**WHAT TO WORK ON:** This exercise asks for the entries to be repeated exactly, without their images.
======
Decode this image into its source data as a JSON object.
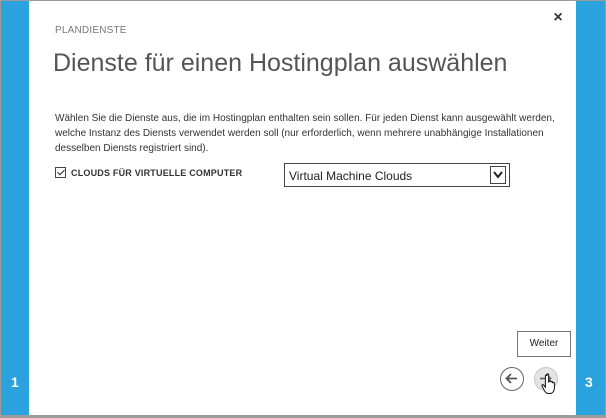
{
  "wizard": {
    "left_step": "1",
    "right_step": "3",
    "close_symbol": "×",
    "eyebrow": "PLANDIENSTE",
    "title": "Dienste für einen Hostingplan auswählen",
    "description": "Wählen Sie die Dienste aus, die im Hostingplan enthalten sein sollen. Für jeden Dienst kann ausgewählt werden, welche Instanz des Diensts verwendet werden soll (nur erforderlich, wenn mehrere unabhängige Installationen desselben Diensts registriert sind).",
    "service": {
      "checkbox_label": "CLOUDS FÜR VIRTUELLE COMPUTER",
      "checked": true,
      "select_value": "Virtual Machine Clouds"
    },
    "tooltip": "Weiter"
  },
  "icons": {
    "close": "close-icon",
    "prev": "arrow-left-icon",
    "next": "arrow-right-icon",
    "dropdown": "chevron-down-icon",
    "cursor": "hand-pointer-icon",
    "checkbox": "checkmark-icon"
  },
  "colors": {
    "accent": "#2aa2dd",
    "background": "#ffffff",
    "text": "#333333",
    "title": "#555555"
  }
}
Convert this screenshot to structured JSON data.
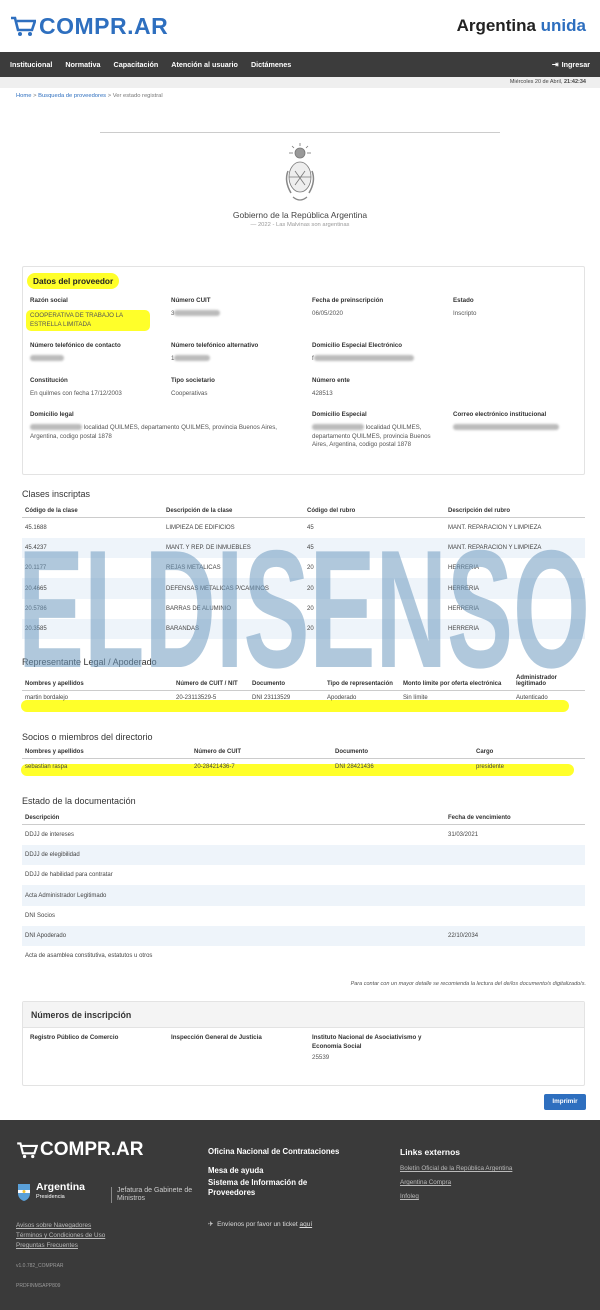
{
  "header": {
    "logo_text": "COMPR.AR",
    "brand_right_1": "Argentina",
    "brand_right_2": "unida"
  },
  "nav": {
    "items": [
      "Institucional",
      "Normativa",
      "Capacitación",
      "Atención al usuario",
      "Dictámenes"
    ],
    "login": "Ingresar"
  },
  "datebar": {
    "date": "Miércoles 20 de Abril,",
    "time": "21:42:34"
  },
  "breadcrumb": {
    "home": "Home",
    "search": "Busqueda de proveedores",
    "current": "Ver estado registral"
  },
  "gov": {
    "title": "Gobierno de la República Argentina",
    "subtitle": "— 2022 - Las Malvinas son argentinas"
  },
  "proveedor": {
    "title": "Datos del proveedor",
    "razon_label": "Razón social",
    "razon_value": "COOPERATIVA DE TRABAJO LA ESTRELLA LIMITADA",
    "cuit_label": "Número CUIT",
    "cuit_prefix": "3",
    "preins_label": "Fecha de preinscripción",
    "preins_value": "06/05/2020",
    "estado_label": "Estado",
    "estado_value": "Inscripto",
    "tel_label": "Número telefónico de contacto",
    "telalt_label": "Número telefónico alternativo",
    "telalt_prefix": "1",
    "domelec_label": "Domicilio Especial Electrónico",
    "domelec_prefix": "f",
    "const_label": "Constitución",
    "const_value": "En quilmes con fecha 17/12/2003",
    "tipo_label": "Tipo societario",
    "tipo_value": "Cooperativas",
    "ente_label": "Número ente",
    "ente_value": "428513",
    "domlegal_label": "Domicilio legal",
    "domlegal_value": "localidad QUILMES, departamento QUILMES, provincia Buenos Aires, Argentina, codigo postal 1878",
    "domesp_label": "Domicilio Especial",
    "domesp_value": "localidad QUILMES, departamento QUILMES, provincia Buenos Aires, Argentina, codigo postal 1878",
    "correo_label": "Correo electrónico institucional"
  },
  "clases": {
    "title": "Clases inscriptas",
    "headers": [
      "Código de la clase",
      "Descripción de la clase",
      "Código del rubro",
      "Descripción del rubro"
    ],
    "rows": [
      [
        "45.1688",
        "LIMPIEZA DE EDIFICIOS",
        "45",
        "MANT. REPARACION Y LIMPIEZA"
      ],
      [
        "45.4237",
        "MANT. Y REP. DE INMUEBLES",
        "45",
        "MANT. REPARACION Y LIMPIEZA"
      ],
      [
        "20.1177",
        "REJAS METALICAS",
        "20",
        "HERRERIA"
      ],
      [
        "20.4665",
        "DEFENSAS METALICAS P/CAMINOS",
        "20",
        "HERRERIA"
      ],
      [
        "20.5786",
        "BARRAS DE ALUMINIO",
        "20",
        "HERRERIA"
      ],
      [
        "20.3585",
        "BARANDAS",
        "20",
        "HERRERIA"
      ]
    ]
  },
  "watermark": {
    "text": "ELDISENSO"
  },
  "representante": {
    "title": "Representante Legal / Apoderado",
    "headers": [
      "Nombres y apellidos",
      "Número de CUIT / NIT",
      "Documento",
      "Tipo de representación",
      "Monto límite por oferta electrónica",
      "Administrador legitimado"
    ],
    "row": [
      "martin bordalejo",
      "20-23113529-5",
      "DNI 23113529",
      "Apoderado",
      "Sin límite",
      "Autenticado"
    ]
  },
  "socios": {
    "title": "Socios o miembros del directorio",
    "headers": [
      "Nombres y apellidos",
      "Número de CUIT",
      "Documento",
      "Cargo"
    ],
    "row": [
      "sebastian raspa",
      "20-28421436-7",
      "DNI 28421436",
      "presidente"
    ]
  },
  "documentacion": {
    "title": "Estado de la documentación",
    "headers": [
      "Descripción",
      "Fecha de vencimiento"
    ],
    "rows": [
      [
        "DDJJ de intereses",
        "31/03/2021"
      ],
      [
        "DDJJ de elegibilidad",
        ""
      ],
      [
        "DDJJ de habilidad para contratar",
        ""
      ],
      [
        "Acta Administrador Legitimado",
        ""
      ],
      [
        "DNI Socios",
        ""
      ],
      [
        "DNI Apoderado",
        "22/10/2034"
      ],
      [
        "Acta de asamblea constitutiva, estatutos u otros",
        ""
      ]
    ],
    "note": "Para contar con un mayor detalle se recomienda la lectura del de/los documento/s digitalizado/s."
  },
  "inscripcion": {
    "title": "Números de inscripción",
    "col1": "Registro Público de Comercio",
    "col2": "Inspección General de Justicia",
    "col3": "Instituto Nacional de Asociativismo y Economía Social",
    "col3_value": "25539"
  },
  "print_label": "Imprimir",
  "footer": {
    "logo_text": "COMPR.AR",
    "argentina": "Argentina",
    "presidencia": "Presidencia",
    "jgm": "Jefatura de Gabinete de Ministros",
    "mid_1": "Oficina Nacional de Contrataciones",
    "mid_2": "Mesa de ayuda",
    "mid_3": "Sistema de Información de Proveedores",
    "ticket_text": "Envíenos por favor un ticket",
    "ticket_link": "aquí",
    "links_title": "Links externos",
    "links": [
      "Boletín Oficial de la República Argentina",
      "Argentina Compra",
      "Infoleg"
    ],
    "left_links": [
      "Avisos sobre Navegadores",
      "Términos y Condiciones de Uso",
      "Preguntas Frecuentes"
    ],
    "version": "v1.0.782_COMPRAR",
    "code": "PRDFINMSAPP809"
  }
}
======
**ANSWER FOR THE TASK:**
Decode this image into its source data as a JSON object.
{
  "wizard": {
    "left_step": "1",
    "right_step": "3",
    "close_symbol": "×",
    "eyebrow": "PLANDIENSTE",
    "title": "Dienste für einen Hostingplan auswählen",
    "description": "Wählen Sie die Dienste aus, die im Hostingplan enthalten sein sollen. Für jeden Dienst kann ausgewählt werden, welche Instanz des Diensts verwendet werden soll (nur erforderlich, wenn mehrere unabhängige Installationen desselben Diensts registriert sind).",
    "service": {
      "checkbox_label": "CLOUDS FÜR VIRTUELLE COMPUTER",
      "checked": true,
      "select_value": "Virtual Machine Clouds"
    },
    "tooltip": "Weiter"
  },
  "icons": {
    "close": "close-icon",
    "prev": "arrow-left-icon",
    "next": "arrow-right-icon",
    "dropdown": "chevron-down-icon",
    "cursor": "hand-pointer-icon",
    "checkbox": "checkmark-icon"
  },
  "colors": {
    "accent": "#2aa2dd",
    "background": "#ffffff",
    "text": "#333333",
    "title": "#555555"
  }
}
Convert this screenshot to structured JSON data.
{
  "header": {
    "logo_text": "COMPR.AR",
    "brand_right_1": "Argentina",
    "brand_right_2": "unida"
  },
  "nav": {
    "items": [
      "Institucional",
      "Normativa",
      "Capacitación",
      "Atención al usuario",
      "Dictámenes"
    ],
    "login": "Ingresar"
  },
  "datebar": {
    "date": "Miércoles 20 de Abril,",
    "time": "21:42:34"
  },
  "breadcrumb": {
    "home": "Home",
    "search": "Busqueda de proveedores",
    "current": "Ver estado registral"
  },
  "gov": {
    "title": "Gobierno de la República Argentina",
    "subtitle": "— 2022 - Las Malvinas son argentinas"
  },
  "proveedor": {
    "title": "Datos del proveedor",
    "razon_label": "Razón social",
    "razon_value": "COOPERATIVA DE TRABAJO LA ESTRELLA LIMITADA",
    "cuit_label": "Número CUIT",
    "cuit_prefix": "3",
    "preins_label": "Fecha de preinscripción",
    "preins_value": "06/05/2020",
    "estado_label": "Estado",
    "estado_value": "Inscripto",
    "tel_label": "Número telefónico de contacto",
    "telalt_label": "Número telefónico alternativo",
    "telalt_prefix": "1",
    "domelec_label": "Domicilio Especial Electrónico",
    "domelec_prefix": "f",
    "const_label": "Constitución",
    "const_value": "En quilmes con fecha 17/12/2003",
    "tipo_label": "Tipo societario",
    "tipo_value": "Cooperativas",
    "ente_label": "Número ente",
    "ente_value": "428513",
    "domlegal_label": "Domicilio legal",
    "domlegal_value": "localidad QUILMES, departamento QUILMES, provincia Buenos Aires, Argentina, codigo postal 1878",
    "domesp_label": "Domicilio Especial",
    "domesp_value": "localidad QUILMES, departamento QUILMES, provincia Buenos Aires, Argentina, codigo postal 1878",
    "correo_label": "Correo electrónico institucional"
  },
  "clases": {
    "title": "Clases inscriptas",
    "headers": [
      "Código de la clase",
      "Descripción de la clase",
      "Código del rubro",
      "Descripción del rubro"
    ],
    "rows": [
      [
        "45.1688",
        "LIMPIEZA DE EDIFICIOS",
        "45",
        "MANT. REPARACION Y LIMPIEZA"
      ],
      [
        "45.4237",
        "MANT. Y REP. DE INMUEBLES",
        "45",
        "MANT. REPARACION Y LIMPIEZA"
      ],
      [
        "20.1177",
        "REJAS METALICAS",
        "20",
        "HERRERIA"
      ],
      [
        "20.4665",
        "DEFENSAS METALICAS P/CAMINOS",
        "20",
        "HERRERIA"
      ],
      [
        "20.5786",
        "BARRAS DE ALUMINIO",
        "20",
        "HERRERIA"
      ],
      [
        "20.3585",
        "BARANDAS",
        "20",
        "HERRERIA"
      ]
    ]
  },
  "watermark": {
    "text": "ELDISENSO"
  },
  "representante": {
    "title": "Representante Legal / Apoderado",
    "headers": [
      "Nombres y apellidos",
      "Número de CUIT / NIT",
      "Documento",
      "Tipo de representación",
      "Monto límite por oferta electrónica",
      "Administrador legitimado"
    ],
    "row": [
      "martin bordalejo",
      "20-23113529-5",
      "DNI 23113529",
      "Apoderado",
      "Sin límite",
      "Autenticado"
    ]
  },
  "socios": {
    "title": "Socios o miembros del directorio",
    "headers": [
      "Nombres y apellidos",
      "Número de CUIT",
      "Documento",
      "Cargo"
    ],
    "row": [
      "sebastian raspa",
      "20-28421436-7",
      "DNI 28421436",
      "presidente"
    ]
  },
  "documentacion": {
    "title": "Estado de la documentación",
    "headers": [
      "Descripción",
      "Fecha de vencimiento"
    ],
    "rows": [
      [
        "DDJJ de intereses",
        "31/03/2021"
      ],
      [
        "DDJJ de elegibilidad",
        ""
      ],
      [
        "DDJJ de habilidad para contratar",
        ""
      ],
      [
        "Acta Administrador Legitimado",
        ""
      ],
      [
        "DNI Socios",
        ""
      ],
      [
        "DNI Apoderado",
        "22/10/2034"
      ],
      [
        "Acta de asamblea constitutiva, estatutos u otros",
        ""
      ]
    ],
    "note": "Para contar con un mayor detalle se recomienda la lectura del de/los documento/s digitalizado/s."
  },
  "inscripcion": {
    "title": "Números de inscripción",
    "col1": "Registro Público de Comercio",
    "col2": "Inspección General de Justicia",
    "col3": "Instituto Nacional de Asociativismo y Economía Social",
    "col3_value": "25539"
  },
  "print_label": "Imprimir",
  "footer": {
    "logo_text": "COMPR.AR",
    "argentina": "Argentina",
    "presidencia": "Presidencia",
    "jgm": "Jefatura de Gabinete de Ministros",
    "mid_1": "Oficina Nacional de Contrataciones",
    "mid_2": "Mesa de ayuda",
    "mid_3": "Sistema de Información de Proveedores",
    "ticket_text": "Envíenos por favor un ticket",
    "ticket_link": "aquí",
    "links_title": "Links externos",
    "links": [
      "Boletín Oficial de la República Argentina",
      "Argentina Compra",
      "Infoleg"
    ],
    "left_links": [
      "Avisos sobre Navegadores",
      "Términos y Condiciones de Uso",
      "Preguntas Frecuentes"
    ],
    "version": "v1.0.782_COMPRAR",
    "code": "PRDFINMSAPP809"
  }
}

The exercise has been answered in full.